Father Brown says at one point that a crime "is like any other work of art" (recalling Thomas DeQuincey's famous essay "On Murder Considered as One of the Fine Arts"), and that in any work of art, "the center of it is simple, however much the fullfillment may be complicated." This is in fact true of the stories. Chesterton seems to have started with a central idea and built the story around it; as the central idea is the core, the details and descriptions are minimal. Again, he harkens back to an earlier age of literature, and attends to meaning more than matter--the polar opposite of the modern procedural, in which every detail is accurate and the whole is devoid of meaning or feeling. Just as in the Biblical parable of the loaves and fishes we do not stop to ask what kind of fish was being consumed, Chesterton tells us as little as possible of what we do not need to know. The simple fulcrum on which the story turns may be the fact that a mailman is hardly noticed by most people as a person; that a waiter in a posh club and a man in a tuxedo wear exactly the same uniform; that decapitation was the traditional method of execution in France; or that a document wrong in every respect is more likely to be fake, because an honest error tends to contain some truth.

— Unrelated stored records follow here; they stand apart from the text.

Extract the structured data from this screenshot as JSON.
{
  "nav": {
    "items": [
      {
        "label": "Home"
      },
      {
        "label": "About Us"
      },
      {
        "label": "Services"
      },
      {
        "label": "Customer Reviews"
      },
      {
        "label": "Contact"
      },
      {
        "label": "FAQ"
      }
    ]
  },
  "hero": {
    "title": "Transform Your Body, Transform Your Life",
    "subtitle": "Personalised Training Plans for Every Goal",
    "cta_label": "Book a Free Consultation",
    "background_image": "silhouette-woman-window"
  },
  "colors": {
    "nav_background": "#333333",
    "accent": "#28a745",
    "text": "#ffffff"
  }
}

Chesterton used a good many clichés of detective fiction, from the twin brothers (one good, one bad) to the remittance man sent away to Australia. It hardly matters, however. Terrified and desperate, Christabel Carstairs tells Father Brown in "The Head of Caesar" that "You are more of a mystery than all the others . . . but I feel there might be a heart in your mystery." She is right. He has just sent Flambeau running after the man with the false nose a moment before; when he confesses to her that he did so "Because I hoped you would speak to me," the story suddenly unfolds compassion out of comedy, and for all of its fantasy, becomes psychologically real. In this most human tale shot through with ordinary wishes, mundane failures, and superstitious dread, Chesterton outdoes himself. The nightmarish apparition that haunts Christabel--gliding across the beach, pressing its nose against her window, sitting in her brother's chair--is reminiscent of M. R. James, and even of Kafka (who read and admired some of Chesterton's work). "What we all dread most," Father Brown says, "is a maze with no center." But Chesterton, unlike Kafka, believed he had found an exit from his labyrinth: an objective reality that was miraculous, and a miraculous reality that was objectively true.